Now coach Steve Nash (and GM Sean Marks) are back in Brooklyn, on the same team and trying to build a contender together. Awkward? Not if you ask Nash, which is what Nick Friedell of ESPN did.

“We’re fine,” Nash said after the Nets’ first official practice of the season on Tuesday. “We’re good. Ever since we talked, it’s been like nothing’s changed. I have a long history with Kevin. I love the guy. Families have issues. We had a moment and it’s behind us. That’s what happens. It’s a common situation in the league.

“We all were hurting, seething, to go through what we went through last year, not being able to overcome all that adversity. Sometimes you lose perspective because you expect to win, but the reality is we were able to talk and discuss what we can improve on from last year. And also keep perspective. We went through a ton of stuff.”

First off, what else was Nash going to say? He knows the power dynamic in the NBA, and Durant has far more leverage than he does — not enough to get Nash fired this summer, but still more than the coach.

Second, Nash could be telling the truth from his perspective. NBA players and coaches understand better than anyone this is a business and things are rarely personal. Grudges are not held like fans think they are (most of the time). Nash saw Durant’s move for what it was — an effort to create pressure — and can intellectually shrug it off, reach out to KD and talk about the future.

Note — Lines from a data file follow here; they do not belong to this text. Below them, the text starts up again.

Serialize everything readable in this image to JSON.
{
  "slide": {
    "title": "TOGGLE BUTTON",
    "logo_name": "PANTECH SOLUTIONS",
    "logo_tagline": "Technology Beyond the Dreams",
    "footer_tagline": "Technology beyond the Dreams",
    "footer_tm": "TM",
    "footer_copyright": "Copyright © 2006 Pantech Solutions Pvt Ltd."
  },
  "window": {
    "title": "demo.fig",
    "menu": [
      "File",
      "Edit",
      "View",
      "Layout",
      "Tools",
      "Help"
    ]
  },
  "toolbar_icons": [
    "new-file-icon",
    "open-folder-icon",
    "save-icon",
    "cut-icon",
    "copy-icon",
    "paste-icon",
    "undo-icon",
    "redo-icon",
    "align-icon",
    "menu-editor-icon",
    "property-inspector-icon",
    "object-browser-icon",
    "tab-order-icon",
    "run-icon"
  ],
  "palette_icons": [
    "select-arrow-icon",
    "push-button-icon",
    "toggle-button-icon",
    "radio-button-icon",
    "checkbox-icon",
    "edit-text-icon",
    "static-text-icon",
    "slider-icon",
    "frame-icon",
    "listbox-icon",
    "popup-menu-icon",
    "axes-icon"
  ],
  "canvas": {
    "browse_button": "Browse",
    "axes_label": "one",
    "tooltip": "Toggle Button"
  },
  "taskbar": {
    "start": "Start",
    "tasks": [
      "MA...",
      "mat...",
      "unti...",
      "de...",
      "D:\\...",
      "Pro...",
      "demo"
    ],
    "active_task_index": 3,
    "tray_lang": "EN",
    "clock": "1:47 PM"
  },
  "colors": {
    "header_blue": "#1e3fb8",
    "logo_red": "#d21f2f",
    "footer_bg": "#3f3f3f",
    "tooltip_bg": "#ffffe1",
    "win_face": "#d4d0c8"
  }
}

What this brings into question was one of the Nets’ biggest issues last season — mental toughness and togetherness. Do the Nets have the will to fight through adversity and win as a team? Individually Durant, Kyrie Irving, Nash and others have shown that toughness in the past, but as a team it was not that hard to break the will of the Nets last season. Are their relationships strong enough, is their will strong enough this season?

It feels like we will find out early. If the wheels come off the Nets’ season, it feels like it will happen early and by Christmas things could be a full-on dumpster fire. Or maybe Nash is right and they are stronger than we think.